As of this writing, most funeral homes cannot be counted upon to offer their customers a wide array of products that, while less expensive than traditional funeral ware such as metal caskets and large, granite headstones, are environmentally sensitive. Nevertheless, plenty of earth-friendly products are available widely from retailers that are not licensed funeral homes. Those looking for alternatives to traditional funeral can have surprising easy access these days to such products as simple, biodegradable caskets; biodegradable cremation urns that degrade easily, blending into the elements; and even headstones that can be assured to fade safely away after their earthly purpose (as a record of a person’s life) is no longer needed. Again, it is important for anyone planning a memorial service to realize that it’s highly possible that these types of products will not likely be mentioned by a typical funeral director in his or her dealings with a family. Though, to be fair, most funeral directors are able to make such products available upon request, but consumers should understand that the products will usually be available for less money from other sources.
Twists on a “Traditional” Funeral
Families and individuals interested in conducting a traditional funeral but without paying full price may consider a few economical twists on the traditions of a traditional funeral. First among these is the traditional funeral procession, in which a long line of cars filled with family and friends of the deceased follow one another from the funeral ceremony location to the grave site. These processions are usually escorted by police officers on motorcycles and paying those officers can be a significant expense. (Also, some locales require an additional “parade license” be purchased by the organizers of the funeral.) To spare this expense, many experts in funeral planning recommend that a family simply invite attendees to a nearby reception after a funeral (in, say, the fellowship hall of a church). After an hour or so of fellowship, an organizer can simply announce that all who are interested in attending a graveside service are invited to make their way to the cemetery in their private cars – without the need for a police escort of a procession. This simple twist can save hundreds of dollars off the cost of a funeral, and many drivers who have no involvement in the funeral will be silently appreciative.
Another twist on a traditional funeral is the elimination of embalming. In most cases, a body can be well preserved for viewing if a funeral is conducted within about 48 hours of a death. Scheduling a traditional funeral quickly, therefore, can help eliminate the need for costly embalming, which can cost up to $1,500. It is important to remember, also, that embalming is legally required only in vary rare instances. For the most part, embalming is done in order to make the body look as presentable as possible for those who might view it before or during a ceremony. A wonderful, meaningful, and spirit-filled ceremony is certainly possible – and quite common – without the use of an embalmer’s services.
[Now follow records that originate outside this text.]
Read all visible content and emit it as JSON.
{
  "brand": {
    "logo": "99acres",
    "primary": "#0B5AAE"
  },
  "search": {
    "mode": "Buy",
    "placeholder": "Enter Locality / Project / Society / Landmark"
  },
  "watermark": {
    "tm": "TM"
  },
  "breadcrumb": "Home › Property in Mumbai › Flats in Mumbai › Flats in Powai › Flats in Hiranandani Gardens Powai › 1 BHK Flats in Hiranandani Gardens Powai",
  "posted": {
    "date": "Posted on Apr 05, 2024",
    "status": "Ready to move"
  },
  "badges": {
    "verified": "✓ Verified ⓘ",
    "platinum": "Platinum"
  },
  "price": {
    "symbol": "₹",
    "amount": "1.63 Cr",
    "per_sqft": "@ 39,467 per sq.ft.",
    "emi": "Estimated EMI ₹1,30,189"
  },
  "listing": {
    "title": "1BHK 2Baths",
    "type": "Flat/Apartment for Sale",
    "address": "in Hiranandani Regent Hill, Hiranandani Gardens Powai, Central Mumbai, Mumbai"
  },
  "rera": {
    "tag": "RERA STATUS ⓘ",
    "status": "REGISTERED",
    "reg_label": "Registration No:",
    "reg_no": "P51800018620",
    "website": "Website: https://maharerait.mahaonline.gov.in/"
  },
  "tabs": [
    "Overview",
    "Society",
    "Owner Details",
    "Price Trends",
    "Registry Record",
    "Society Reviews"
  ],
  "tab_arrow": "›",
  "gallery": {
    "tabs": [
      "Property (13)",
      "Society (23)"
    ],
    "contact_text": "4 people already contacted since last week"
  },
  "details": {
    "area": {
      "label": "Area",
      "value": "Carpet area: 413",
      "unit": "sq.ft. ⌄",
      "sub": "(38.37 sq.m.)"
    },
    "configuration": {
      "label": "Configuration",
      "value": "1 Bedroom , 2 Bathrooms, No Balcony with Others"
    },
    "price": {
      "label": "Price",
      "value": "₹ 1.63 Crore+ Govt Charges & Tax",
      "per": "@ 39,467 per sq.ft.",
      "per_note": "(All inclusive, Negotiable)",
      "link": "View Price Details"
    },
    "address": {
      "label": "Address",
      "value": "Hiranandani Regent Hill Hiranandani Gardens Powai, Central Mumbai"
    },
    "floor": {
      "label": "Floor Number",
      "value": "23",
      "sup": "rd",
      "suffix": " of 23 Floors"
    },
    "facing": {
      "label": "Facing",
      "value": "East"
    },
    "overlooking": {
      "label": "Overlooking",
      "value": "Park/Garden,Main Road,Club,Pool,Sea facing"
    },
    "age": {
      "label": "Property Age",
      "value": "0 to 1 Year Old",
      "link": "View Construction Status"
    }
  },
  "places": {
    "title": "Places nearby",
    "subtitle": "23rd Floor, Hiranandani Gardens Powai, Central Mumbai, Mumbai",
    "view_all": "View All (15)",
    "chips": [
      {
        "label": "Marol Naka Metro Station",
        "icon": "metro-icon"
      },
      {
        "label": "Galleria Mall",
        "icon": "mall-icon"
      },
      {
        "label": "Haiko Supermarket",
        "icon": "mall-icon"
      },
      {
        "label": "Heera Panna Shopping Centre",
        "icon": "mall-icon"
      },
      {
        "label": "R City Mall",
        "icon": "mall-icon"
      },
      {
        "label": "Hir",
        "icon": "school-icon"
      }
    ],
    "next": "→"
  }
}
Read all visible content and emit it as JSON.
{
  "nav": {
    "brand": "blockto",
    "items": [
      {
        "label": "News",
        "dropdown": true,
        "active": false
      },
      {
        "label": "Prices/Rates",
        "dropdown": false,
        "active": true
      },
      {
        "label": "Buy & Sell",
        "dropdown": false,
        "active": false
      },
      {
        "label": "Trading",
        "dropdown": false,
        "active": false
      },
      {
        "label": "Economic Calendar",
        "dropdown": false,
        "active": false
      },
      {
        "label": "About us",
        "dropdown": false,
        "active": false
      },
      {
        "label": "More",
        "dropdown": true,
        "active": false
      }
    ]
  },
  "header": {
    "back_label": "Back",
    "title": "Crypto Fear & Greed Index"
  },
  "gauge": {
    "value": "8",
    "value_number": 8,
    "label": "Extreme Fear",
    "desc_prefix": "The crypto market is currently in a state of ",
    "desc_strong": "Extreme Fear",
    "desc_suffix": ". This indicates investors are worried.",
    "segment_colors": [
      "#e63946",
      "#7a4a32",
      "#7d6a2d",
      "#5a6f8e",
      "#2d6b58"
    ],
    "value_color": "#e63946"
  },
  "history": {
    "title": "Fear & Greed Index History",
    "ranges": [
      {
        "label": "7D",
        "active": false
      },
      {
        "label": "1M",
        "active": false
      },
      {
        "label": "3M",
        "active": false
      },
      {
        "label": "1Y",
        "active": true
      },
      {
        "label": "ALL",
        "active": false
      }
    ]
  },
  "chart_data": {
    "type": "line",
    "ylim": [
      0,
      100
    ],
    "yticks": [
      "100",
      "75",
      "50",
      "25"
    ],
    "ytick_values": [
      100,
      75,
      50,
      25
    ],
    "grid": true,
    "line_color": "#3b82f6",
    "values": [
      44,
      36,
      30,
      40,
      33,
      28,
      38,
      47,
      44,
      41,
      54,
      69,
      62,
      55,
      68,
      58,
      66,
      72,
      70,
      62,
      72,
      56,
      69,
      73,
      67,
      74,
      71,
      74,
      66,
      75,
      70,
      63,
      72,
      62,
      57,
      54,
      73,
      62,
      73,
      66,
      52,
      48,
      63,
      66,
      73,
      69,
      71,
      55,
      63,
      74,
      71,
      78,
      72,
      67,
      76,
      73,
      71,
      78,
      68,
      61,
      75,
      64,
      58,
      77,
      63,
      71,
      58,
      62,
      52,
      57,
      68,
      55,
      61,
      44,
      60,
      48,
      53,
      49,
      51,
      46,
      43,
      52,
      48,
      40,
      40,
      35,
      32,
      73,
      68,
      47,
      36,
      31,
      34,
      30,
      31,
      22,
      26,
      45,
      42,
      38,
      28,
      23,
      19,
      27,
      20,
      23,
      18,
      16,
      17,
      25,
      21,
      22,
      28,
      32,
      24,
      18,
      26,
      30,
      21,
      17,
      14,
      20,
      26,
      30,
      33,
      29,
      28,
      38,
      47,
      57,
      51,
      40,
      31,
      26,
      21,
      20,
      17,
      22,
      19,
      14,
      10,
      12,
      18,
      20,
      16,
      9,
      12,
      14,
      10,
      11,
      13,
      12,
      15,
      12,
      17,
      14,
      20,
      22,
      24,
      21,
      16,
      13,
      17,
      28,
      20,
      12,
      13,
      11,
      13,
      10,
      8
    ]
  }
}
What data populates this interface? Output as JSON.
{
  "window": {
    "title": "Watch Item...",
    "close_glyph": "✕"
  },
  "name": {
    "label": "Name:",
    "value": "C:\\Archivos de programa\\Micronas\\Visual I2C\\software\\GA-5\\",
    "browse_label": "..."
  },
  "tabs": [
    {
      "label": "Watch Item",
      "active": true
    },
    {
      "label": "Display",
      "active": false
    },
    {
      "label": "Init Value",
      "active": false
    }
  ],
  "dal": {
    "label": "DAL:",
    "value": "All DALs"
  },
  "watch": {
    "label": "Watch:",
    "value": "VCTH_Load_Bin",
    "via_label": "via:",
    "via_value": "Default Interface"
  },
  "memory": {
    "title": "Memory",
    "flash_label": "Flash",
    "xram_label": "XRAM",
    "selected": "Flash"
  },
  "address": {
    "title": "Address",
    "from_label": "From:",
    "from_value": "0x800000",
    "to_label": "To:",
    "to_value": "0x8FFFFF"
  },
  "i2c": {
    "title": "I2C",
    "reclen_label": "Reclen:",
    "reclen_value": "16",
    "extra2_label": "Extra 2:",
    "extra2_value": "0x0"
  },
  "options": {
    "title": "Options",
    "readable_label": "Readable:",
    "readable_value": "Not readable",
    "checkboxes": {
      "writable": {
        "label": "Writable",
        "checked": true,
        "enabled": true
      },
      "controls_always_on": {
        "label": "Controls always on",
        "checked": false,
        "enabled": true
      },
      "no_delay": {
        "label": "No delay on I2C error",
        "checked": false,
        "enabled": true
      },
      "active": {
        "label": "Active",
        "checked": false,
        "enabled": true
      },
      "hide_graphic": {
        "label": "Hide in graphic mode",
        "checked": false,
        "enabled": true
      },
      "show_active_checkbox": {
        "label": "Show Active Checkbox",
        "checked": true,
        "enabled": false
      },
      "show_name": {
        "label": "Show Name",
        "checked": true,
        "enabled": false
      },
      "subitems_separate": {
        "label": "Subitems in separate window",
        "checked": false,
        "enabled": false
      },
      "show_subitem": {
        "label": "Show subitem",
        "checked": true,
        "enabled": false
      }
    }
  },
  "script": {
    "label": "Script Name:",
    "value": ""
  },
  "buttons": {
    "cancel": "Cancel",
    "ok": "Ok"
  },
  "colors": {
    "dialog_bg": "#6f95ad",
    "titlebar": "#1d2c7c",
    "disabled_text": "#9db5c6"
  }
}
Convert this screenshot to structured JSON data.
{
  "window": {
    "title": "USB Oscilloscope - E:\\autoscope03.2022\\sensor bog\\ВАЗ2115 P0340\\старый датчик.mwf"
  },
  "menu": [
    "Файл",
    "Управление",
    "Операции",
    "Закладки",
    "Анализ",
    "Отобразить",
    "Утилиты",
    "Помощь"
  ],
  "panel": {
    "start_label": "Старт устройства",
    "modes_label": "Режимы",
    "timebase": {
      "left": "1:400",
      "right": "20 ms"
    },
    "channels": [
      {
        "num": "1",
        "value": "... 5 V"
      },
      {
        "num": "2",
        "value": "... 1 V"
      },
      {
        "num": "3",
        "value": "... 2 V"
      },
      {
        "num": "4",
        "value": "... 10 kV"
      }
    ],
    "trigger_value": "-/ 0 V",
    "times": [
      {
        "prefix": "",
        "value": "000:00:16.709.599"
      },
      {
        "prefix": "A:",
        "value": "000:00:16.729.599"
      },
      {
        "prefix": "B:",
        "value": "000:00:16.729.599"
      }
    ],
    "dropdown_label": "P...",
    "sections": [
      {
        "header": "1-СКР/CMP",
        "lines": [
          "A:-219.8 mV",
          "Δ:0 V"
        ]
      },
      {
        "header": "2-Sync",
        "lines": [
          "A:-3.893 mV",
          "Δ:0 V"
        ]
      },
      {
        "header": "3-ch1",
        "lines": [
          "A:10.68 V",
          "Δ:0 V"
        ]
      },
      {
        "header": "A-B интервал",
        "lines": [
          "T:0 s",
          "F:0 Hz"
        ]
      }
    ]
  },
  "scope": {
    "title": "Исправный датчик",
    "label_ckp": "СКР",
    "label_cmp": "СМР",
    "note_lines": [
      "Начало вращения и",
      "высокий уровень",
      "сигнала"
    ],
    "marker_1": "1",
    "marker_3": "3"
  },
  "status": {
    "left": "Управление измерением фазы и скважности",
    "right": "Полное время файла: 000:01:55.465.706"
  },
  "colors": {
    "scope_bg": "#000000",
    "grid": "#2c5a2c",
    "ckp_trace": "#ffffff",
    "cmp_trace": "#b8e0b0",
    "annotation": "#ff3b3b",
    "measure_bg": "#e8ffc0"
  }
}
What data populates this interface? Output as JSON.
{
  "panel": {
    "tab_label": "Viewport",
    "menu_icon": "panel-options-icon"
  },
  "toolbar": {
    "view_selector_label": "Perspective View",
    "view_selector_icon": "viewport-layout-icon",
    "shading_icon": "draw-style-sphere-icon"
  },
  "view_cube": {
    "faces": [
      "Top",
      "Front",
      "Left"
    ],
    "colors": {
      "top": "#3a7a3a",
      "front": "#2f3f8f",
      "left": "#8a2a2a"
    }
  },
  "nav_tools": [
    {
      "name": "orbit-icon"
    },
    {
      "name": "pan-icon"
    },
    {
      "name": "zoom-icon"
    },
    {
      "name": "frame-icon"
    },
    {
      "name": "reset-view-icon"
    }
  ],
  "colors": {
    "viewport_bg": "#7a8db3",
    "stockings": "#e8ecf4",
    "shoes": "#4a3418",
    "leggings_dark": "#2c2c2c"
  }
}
These are just some of the means by which families can save themselves some of the emotional stress and financial strain that can go along with a traditional funeral as typically administered by a funeral home. For more information on these and other ideas, many resources can be found with a simple search engine inquiry for “Discount Funerals.”